This mode of thinking only perpetuates the stigma around psychotherapy—what’s more, it also suggests that there is something flawed with those who are severely struggling with emotional issues or disorders, which is not the case either.
Many people seek therapists at one or several times in their life. Many of them are perfectly happy and healthy. One might wish to resolve minor issues and gain perspective on their experience and plans for the future. Others might be recovering from a traumatic event or the loss of a loved one, which is a loss that every person feels at some point in their life.
Are You a Narcissist if You Visit a Counselor?
Many people may think about seeing a therapist to explore issues, but they resist the urge. They don’t want to seem self-indulgent by seeking a professional to tell them things about themselves they already know or don’t need to know.
While it is true that talking about ourselves for hours and hours on end might be self-indulgent, the work you do with a therapist isn’t excessive—it is necessary. There is much value in understanding your thought processes and your actions.
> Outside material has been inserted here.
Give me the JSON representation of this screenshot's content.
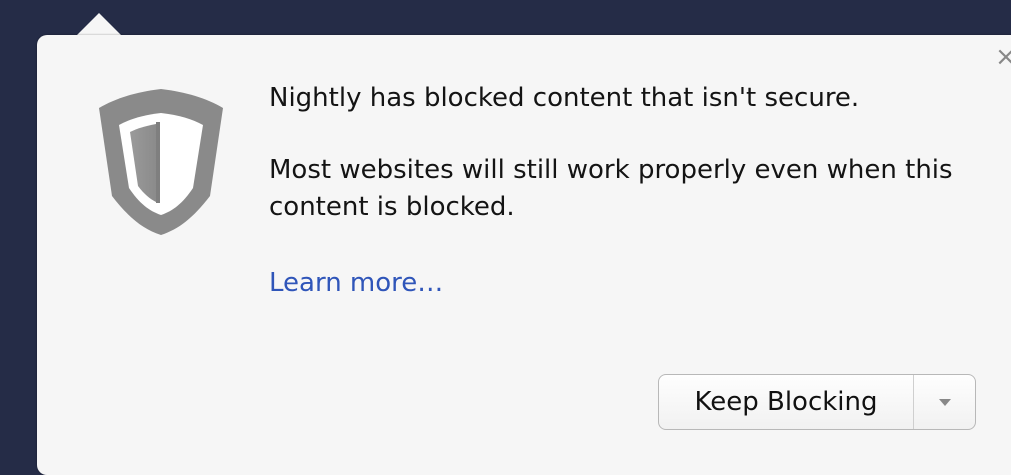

You can go into the world a more relaxed, comfortable person who can maybe even help others around you.
Seeking professional help isn’t narcissistic or unhealthy. It is proactive and can be of great benefit to yourself and the people you love.
Only Lonesome People Need Psychotherapy
Many people think that only those who have no one else to talk to should seek professional help. They feel that if they have a budding social life, a spouse, or a tightly knit family, there is no need for help.
Surprisingly, many patients have a strong network of loved ones in their life. While it is essential to have a healthy network of loved ones, that isn’t always enough. To expect your spouse to be your emotional support for everything you go through is unfair to them.
What’s more, their support may not be sufficient enough to help you. Psychotherapists aren’t just sympathetic ears there to tell you that you’re great. They’re professionals who can give you the skills to improve your situation or cope with life’s many challenges. They can ask you the questions and give you answers you need—answers that you might not want to hear from people in your personal life.
Approaches to Individual Psychotherapy: Cognitive Behavioral Therapy
Cognitive Behavioral Therapy (CBT) is a popular form of psychotherapy. Rather than working to uncover and resolve the issues of your forgotten past, CBT is problem-focused, goal-oriented, and considered a short-term form of psychotherapy. It focuses on the here-and-now of your life, and how your perceptions influence your emotional response to situations.
If you suffer from mood disorders, clinical depression, phobias, PTSD, personality disorders, or struggle with substance abuse, CBT might be the most productive and cost-effective treatment for you.
Couples Counseling Isn’t Just for Unhappy Couples
Couples therapy isn’t just for couples who are on the verge of separating. Couples counseling is for those who are looking to improve communication skills, decrease emotional avoidance, and nurture one another’s best qualities.
As many know, relationships take work. Working with a professional makes the objectives more transparent and the work more manageable.
Through couples’ therapy, each individual can learn much about themselves that they can bring to other aspects of their lives—much like individual psychotherapy.